On the subject of manual interaction, it should be said that everything in the game is manual. Barricading, which involves a very particular set of steps in order to work. Cooking, which has you mixing vegetables and meat as well as making sure you, not the game, doesn't end up burning it. Hiding, which requires making sure zombies can't see into your house and the like. And, if you so choose it, even reloading. The last time I checked there were three different modes for reloading, one which is your standard "Press the R button," another which ejects or inserts a magazine by pressing reload, and a hardcore mode which I couldn't read because the description was blocked off by the GUI (again, the game is incredibly buggy).
You should know before going in that there are a plethora of bugs going on right now.

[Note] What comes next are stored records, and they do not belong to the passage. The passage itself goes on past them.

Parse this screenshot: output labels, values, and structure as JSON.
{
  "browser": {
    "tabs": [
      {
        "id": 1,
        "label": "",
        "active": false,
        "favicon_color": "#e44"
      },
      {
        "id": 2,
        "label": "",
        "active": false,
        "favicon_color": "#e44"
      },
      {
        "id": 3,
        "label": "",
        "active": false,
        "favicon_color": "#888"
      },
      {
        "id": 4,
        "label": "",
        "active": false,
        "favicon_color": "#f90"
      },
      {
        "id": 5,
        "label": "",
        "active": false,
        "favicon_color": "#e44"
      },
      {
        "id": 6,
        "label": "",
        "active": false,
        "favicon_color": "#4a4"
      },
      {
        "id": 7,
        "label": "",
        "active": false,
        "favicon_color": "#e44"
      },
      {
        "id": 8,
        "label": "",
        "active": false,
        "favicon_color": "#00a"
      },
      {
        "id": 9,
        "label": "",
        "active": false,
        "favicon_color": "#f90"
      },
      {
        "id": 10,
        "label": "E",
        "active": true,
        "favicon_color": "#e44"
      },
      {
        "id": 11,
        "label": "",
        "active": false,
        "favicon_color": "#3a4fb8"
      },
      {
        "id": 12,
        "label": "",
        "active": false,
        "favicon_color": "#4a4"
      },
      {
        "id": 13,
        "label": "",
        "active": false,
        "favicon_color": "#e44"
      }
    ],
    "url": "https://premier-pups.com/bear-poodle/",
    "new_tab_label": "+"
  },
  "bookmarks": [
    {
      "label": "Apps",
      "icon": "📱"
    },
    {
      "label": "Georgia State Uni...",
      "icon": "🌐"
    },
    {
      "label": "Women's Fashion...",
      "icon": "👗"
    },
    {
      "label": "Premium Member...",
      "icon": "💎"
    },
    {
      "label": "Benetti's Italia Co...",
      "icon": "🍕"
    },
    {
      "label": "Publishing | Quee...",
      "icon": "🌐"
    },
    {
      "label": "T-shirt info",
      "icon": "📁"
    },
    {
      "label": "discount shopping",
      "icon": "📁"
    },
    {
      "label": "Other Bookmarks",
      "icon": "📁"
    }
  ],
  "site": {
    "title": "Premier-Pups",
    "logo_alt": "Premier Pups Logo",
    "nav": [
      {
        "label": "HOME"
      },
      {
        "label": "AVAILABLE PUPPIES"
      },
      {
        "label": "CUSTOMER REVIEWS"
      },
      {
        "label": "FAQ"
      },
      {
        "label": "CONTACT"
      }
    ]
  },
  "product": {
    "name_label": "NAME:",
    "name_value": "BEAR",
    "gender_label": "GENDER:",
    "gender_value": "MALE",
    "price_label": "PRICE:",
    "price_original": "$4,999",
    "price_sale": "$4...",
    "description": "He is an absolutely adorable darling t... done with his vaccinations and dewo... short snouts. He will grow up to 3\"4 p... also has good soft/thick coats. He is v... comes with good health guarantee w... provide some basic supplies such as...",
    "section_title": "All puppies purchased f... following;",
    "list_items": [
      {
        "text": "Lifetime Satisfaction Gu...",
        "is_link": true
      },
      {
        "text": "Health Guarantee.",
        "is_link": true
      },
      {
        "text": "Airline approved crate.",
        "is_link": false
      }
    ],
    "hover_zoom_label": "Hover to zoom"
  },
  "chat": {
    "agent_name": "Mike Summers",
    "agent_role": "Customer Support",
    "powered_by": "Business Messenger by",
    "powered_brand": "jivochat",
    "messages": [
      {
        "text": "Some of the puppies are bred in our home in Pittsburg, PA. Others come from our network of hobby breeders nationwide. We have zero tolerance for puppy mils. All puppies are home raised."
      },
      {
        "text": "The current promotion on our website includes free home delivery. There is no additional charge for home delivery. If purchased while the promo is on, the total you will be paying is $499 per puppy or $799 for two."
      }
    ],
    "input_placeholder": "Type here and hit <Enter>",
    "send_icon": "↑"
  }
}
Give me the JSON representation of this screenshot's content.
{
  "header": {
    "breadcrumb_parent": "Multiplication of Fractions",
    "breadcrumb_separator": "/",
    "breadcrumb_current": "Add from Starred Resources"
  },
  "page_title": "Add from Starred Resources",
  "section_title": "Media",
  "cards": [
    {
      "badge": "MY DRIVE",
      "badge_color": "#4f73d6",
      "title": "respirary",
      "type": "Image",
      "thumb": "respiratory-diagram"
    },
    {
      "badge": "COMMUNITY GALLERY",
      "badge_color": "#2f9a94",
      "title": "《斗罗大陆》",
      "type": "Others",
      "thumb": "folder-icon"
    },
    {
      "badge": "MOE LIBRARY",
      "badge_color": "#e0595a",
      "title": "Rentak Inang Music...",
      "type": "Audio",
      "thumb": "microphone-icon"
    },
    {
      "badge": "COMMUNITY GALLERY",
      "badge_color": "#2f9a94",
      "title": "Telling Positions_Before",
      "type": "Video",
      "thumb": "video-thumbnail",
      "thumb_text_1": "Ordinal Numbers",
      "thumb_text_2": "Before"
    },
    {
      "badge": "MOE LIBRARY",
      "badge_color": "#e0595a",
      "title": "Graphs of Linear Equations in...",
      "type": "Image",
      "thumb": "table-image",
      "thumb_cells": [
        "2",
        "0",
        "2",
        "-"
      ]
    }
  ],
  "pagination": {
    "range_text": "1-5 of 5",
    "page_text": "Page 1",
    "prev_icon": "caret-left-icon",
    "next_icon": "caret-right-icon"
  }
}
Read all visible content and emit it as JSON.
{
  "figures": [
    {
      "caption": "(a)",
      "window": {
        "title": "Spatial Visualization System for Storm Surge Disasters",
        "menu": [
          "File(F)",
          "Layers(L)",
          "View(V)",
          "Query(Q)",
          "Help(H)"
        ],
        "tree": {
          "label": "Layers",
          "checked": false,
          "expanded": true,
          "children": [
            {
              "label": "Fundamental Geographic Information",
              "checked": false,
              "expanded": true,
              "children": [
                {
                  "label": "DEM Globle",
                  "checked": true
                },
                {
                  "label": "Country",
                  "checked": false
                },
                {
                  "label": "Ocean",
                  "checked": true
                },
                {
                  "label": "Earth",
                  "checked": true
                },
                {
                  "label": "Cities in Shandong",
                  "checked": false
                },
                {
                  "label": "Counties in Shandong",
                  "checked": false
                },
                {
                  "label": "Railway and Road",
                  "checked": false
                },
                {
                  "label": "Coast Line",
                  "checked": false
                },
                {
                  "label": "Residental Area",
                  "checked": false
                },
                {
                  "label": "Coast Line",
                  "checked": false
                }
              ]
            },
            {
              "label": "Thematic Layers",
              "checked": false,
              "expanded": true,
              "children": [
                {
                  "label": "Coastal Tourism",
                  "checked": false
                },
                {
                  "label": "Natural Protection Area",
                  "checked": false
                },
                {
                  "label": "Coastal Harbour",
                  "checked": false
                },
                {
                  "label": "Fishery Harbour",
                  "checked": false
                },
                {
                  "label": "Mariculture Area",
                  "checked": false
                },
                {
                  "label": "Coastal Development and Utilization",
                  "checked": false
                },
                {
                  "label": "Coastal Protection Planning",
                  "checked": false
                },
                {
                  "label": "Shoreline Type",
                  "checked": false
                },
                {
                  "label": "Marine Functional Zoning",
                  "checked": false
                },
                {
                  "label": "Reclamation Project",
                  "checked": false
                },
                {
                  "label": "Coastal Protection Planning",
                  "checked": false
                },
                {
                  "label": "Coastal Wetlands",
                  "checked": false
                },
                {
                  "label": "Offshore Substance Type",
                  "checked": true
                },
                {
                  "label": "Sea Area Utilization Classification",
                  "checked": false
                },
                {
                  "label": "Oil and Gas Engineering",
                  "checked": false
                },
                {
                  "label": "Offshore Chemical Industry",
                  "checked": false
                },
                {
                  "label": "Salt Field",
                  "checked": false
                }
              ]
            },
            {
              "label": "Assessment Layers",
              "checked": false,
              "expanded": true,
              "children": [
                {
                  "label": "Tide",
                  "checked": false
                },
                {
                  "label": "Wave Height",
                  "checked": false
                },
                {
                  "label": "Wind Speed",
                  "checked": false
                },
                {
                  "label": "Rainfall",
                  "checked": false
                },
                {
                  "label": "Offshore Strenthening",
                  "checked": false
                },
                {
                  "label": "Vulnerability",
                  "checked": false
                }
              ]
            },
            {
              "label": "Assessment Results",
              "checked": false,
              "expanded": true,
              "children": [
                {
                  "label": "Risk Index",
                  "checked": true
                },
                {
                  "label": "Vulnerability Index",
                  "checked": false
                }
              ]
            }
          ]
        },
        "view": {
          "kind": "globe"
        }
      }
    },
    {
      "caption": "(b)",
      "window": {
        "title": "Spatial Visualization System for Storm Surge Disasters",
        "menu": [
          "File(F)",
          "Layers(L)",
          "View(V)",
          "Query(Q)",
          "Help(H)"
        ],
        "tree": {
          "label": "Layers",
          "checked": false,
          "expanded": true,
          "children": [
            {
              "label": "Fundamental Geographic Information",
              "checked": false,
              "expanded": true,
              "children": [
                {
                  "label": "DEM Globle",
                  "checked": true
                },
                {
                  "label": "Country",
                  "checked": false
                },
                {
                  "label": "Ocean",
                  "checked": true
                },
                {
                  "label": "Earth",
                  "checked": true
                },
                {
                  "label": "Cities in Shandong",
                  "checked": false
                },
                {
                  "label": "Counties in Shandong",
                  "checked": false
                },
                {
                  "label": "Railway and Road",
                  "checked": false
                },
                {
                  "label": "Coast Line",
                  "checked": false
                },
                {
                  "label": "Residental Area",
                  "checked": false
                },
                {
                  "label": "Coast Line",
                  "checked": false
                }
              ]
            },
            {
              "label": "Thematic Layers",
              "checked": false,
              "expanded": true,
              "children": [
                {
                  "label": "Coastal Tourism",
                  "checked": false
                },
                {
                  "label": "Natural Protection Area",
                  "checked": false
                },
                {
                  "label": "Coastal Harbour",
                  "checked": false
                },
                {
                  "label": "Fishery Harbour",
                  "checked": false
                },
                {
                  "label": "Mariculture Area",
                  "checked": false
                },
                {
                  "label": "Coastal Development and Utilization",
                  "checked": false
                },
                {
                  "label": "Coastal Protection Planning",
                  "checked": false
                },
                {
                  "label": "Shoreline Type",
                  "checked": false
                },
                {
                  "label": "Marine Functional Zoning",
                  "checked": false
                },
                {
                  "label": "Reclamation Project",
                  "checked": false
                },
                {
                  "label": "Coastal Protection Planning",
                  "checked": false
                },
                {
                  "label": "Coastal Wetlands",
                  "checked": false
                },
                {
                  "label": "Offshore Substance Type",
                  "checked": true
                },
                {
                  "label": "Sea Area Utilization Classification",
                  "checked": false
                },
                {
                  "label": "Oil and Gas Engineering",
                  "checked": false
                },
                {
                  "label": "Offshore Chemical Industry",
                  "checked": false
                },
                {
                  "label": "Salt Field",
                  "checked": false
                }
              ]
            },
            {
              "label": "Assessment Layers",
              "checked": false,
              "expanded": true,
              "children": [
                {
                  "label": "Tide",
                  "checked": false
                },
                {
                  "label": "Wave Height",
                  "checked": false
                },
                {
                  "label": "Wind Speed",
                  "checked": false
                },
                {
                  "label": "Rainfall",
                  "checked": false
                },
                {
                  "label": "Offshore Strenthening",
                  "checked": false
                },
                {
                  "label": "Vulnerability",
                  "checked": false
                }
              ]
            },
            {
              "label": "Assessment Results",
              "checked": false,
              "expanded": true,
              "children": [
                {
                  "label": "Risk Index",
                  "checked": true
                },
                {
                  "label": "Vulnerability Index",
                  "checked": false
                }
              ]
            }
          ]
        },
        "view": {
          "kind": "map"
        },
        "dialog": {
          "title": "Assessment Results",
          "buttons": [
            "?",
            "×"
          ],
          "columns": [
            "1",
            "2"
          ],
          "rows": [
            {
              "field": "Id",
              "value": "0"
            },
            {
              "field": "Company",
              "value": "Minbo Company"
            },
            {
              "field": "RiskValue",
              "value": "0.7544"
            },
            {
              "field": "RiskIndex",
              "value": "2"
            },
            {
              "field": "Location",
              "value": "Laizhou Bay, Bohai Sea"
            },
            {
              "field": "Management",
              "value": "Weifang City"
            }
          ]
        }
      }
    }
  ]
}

This is understandable, first because the game is in Alpha. Second because the devs had their laptops stolen mid-development, forcing them to start from scratch. Third because it's hyper ambitious, given the wealth of features and complexity. Frankly, it's amazing any of the game functions at all. Chief among such bugs is a spotty UI and inventory system that has a tendency to break down or cause the inventory window to start following your mouse, rendering it and the mouse both useless. However, currently the glitches are far, far less frequent in single player than in the split-screen co-op, if only because the co-op bugs are considerably more numerous. But given the fact that the devs (despite having no obligation to do so*) rebuilt the game from scratch after having their laptops stolen, I have high hopes these glitches will be fixed in the coming months.
*We are not legally bound to provide additional updates, and you are paying for the product as it stands now. [NGFY EDIT: Updates to the game are free.]
It's a bit difficult to say. As it stands, Project Zomboid is just one of many sandbox zombie games, and possibly the buggiest one around, in addition to not being 3D. But it is massive in scope, and tons of fun with a friend if you can get it working. As it stands right now at $8, it isn't very pricey, and probably the cheapest zombie sandbox game of this potential and caliber at this time. I would say do support the game, because it is a remarkably deep zombie survival experience that seems to really capture the essence of survival, even if you turn the zombies off, and if the game gets fixed any time soon, I can almost guarantee it would be worth your time and money.
NOTE: This is the first time I am abusing my power as a TAY author, as I have yet to learn how to control my newfound abilities. If there is any reason why this should be removed from TAY, please don't hesitate to (kindly) tell me so.